With a Major Cybersecurity Job Shortage, We Must Act Like We Are at War

By Darren Guccione // August 24, 2015

Sangoiri/Shutterstock.com

Darren Guccione is CEO of Keeper Security.

Recently, the Internal Revenue Service revealed the data breach that happened in May via the agency’s “Get Transcript” program affected three times as many users as originally reported -- 334,000 accounts in all. The new information was discovered in a deeper analysis over a wider time period, and taxpayers who were potentially exposed will get letters from the IRS over the coming days.

This announcement comes on the heels of the massive OPM breach, shining a spotlight on the government’s failure to protect its networks. While the quantity of records hacked in the IRS breach pales in comparison to OPM, the type of information exposed is potentially just as damaging -- Social Security numbers, taxpayer ID numbers, work history, income sources -- all of these are available on IRS tax forms.

In both the OPM and IRS breaches, the government’s “lag-time” in fully discovering the impact was extremely drawn-out. The extent of the IRS data breach is just now becoming clear three months after it happened, while the OPM breach took the government four months to detect any hint of malicious activity. While thinking about these breaches, it’s important to look...

US Effort to Grab Data from Microsoft in Ireland Should Frighten All Firms Using the Cloud Overseas

By Jeff Gould // August 20, 2015

Jeff Gould is president of SafeGov.org and CEO and director of research at Peerstone Research.

Does your company have staff or facilities overseas? Do you use cloud services from Amazon, Google, Microsoft, Salesforce, DropBox and other leading providers? Then, in all likelihood some of your data is stored overseas, because in order to reduce network latency most of the big cloud providers now operate data centers in Europe and Asia in addition to the U.S.

In the wake of the Snowden revelations, many analysts predicted overseas customers would become hesitant to use cloud providers subject to U.S. jurisdiction. But these predictions have not come true.

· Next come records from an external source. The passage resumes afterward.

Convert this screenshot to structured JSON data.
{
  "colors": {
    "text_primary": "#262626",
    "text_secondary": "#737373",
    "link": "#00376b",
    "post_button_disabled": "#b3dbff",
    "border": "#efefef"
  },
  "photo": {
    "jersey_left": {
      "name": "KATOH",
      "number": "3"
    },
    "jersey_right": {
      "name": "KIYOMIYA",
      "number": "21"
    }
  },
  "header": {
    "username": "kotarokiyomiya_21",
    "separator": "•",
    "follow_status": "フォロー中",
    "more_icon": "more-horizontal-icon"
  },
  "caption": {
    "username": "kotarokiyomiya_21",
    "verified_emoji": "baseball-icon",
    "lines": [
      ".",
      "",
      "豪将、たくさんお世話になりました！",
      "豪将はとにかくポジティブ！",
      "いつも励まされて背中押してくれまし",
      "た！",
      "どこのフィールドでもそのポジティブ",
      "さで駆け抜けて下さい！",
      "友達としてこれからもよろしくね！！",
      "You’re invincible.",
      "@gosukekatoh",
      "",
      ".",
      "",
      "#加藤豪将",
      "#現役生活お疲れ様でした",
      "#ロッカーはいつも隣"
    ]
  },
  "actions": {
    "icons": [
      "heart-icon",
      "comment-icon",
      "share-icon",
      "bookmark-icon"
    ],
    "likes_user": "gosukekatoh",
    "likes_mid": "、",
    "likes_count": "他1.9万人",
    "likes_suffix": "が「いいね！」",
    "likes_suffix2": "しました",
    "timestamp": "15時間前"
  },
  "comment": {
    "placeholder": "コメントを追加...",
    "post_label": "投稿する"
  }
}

According to recent financial results, the largest cloud providers – Amazon, Microsoft and Salesforce in particular – are seeing surging growth in their cloud revenues. Amazon’s AWS alone will reap more than $8 billion this year, and is now growing at an 81 percent annual clip. Much of this growth is coming from abroad.

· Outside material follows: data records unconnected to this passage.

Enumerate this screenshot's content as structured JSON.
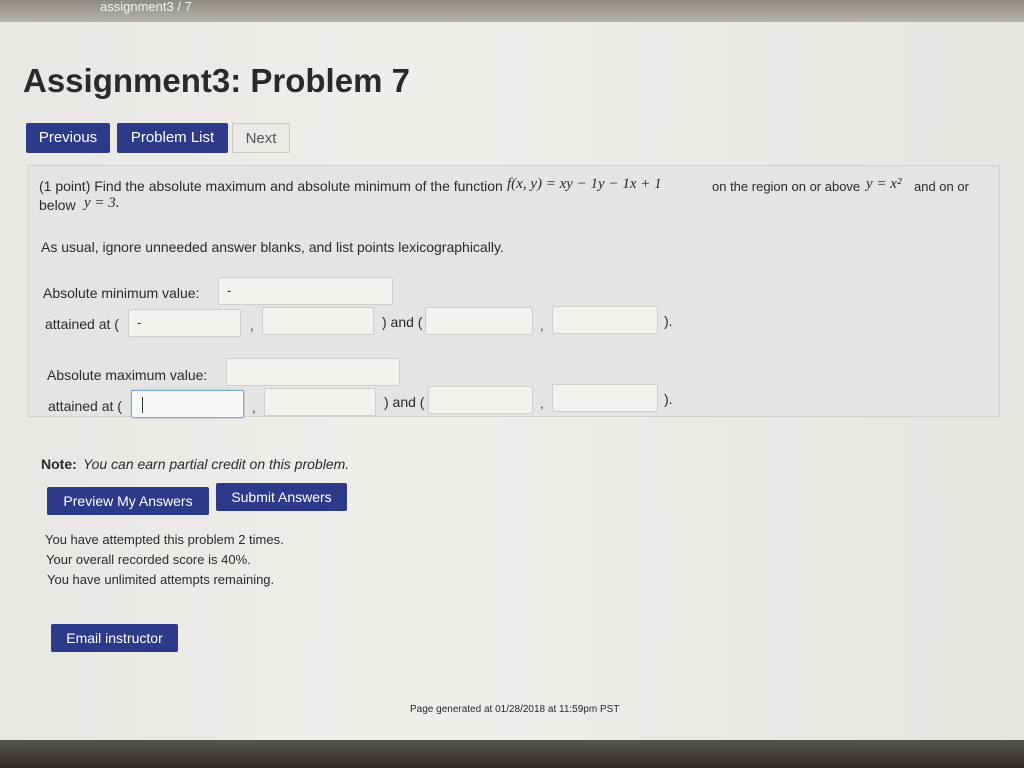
{
  "breadcrumb": "assignment3 / 7",
  "title": "Assignment3: Problem 7",
  "nav": {
    "previous": "Previous",
    "problem_list": "Problem List",
    "next": "Next"
  },
  "problem": {
    "intro": "(1 point) Find the absolute maximum and absolute minimum of the function",
    "function": "f(x, y) = xy − 1y − 1x + 1",
    "region_text": "on the region on or above",
    "region_math": "y = x²",
    "and_on_or": "and on or",
    "below": "below",
    "below_math": "y = 3.",
    "instructions": "As usual, ignore unneeded answer blanks, and list points lexicographically.",
    "min_label": "Absolute minimum value:",
    "min_value": "-",
    "attained_open": "attained at (",
    "comma": ",",
    "and_open": ") and (",
    "close": ").",
    "min_point1_x": "-",
    "max_label": "Absolute maximum value:"
  },
  "note_label": "Note:",
  "note_text": "You can earn partial credit on this problem.",
  "buttons": {
    "preview": "Preview My Answers",
    "submit": "Submit Answers",
    "email": "Email instructor"
  },
  "status": {
    "attempts": "You have attempted this problem 2 times.",
    "score": "Your overall recorded score is 40%.",
    "remaining": "You have unlimited attempts remaining."
  },
  "footer": "Page generated at 01/28/2018 at 11:59pm PST"
}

It appears then that Snowden’s impact on U.S. cloud providers may not be as big as feared – at least not yet. But many CIOs may not realize that other actions by the U.S. government could pose...

Two-Factor Is Better Than One: Celebrating Progressive Government IT

By Tony Busseri // August 4, 2015

kpatyhka/Shutterstock.com

Tony Busseri is CEO of Route1 Inc.

Sometimes, the darkest clouds produce the shiniest of silver linings. The data breach at the Office of Personnel Management announced in June was a terrible event, but it has been a major catalyst for positive change in regards to government cybersecurity practice.  

Federal officials have seized the opportunity to critically examine security standards, identify weak points and aggressively address them. The government is now leading the charge for secure mobility, especially with its planned rollout of mandatory two-factor authentication for all agencies.

A number of directives have been established that provide crystal clear guidelines for implementing a secure federal cyber strategy. The Office of Management and Budget, along with U.S. CIO Tony Scott, initiated a 30-day “cyber sprint” June 12, and a number of working groups are providing agencies with the requisite technical assistance to update security methodologies. There can no longer be any excuse for not keeping mobile data secure, and the government is taking the lead on patching critical vulnerabilities.  

Among those initiatives included in the cyber sprint was the mandatory implementation of smart card-based two-factor authentication across the federal workforce. This rollout stems from Homeland Security Presidential Directive 12...